- [WHAT THIS TASK INVOLVES]:
Please find the lines in the following records that hold "value", and copy them.
--- START ---
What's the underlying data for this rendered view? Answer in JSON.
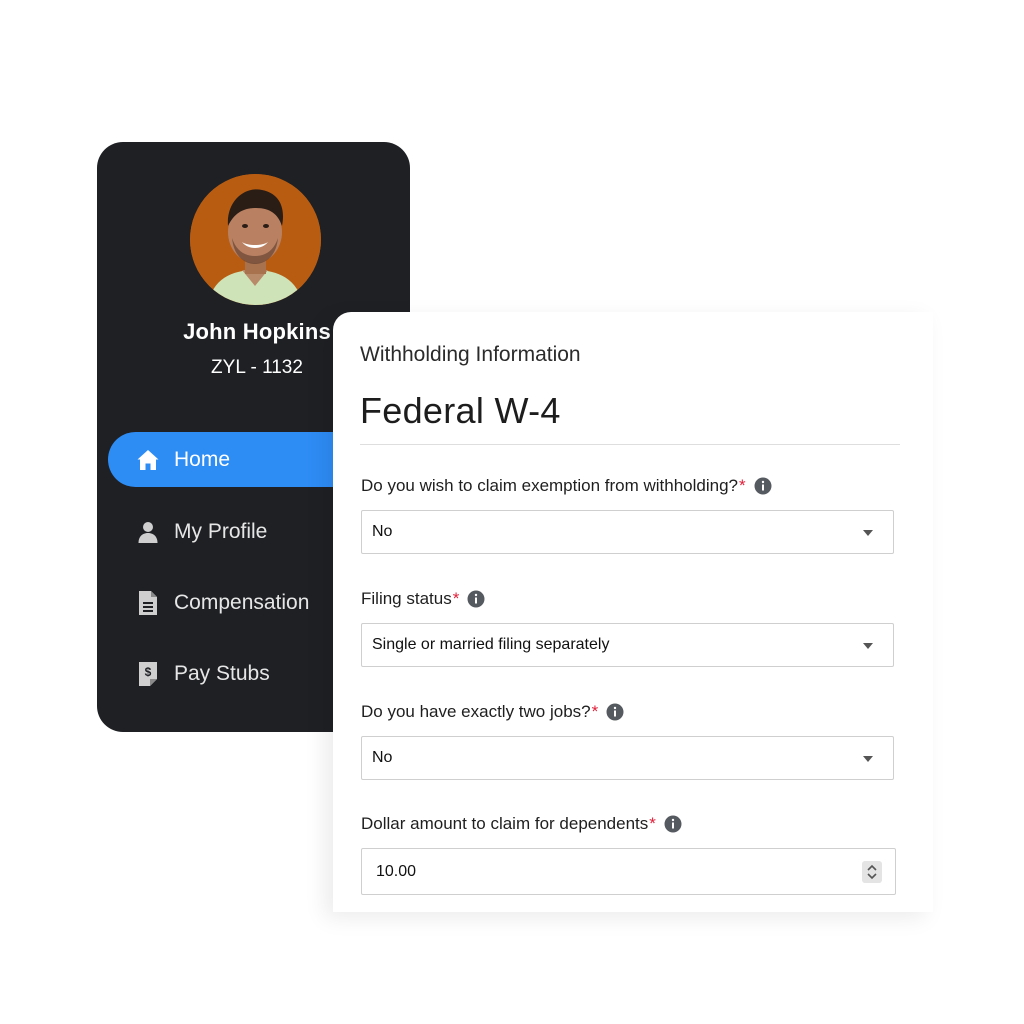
{
  "profile": {
    "name": "John Hopkins",
    "employee_id": "ZYL - 1132",
    "avatar_bg": "#b85c12"
  },
  "nav": {
    "accent": "#2e8cf5",
    "items": [
      {
        "label": "Home",
        "icon": "home-icon",
        "active": true
      },
      {
        "label": "My Profile",
        "icon": "user-icon",
        "active": false
      },
      {
        "label": "Compensation",
        "icon": "document-icon",
        "active": false
      },
      {
        "label": "Pay Stubs",
        "icon": "pay-stub-icon",
        "active": false
      }
    ]
  },
  "form": {
    "section_label": "Withholding Information",
    "title": "Federal W-4",
    "required_marker": "*",
    "required_color": "#e0203a",
    "fields": [
      {
        "label": "Do you wish to claim exemption from withholding?",
        "value": "No",
        "type": "select"
      },
      {
        "label": "Filing status",
        "value": "Single or married filing separately",
        "type": "select"
      },
      {
        "label": "Do you have exactly two jobs?",
        "value": "No",
        "type": "select"
      },
      {
        "label": "Dollar amount to claim for dependents",
        "value": "10.00",
        "type": "number"
      }
    ]
  }
}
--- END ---
- [RESPONSE AREA]:
        "value": "No",
        "value": "Single or married filing separately",
        "value": "No",
        "value": "10.00",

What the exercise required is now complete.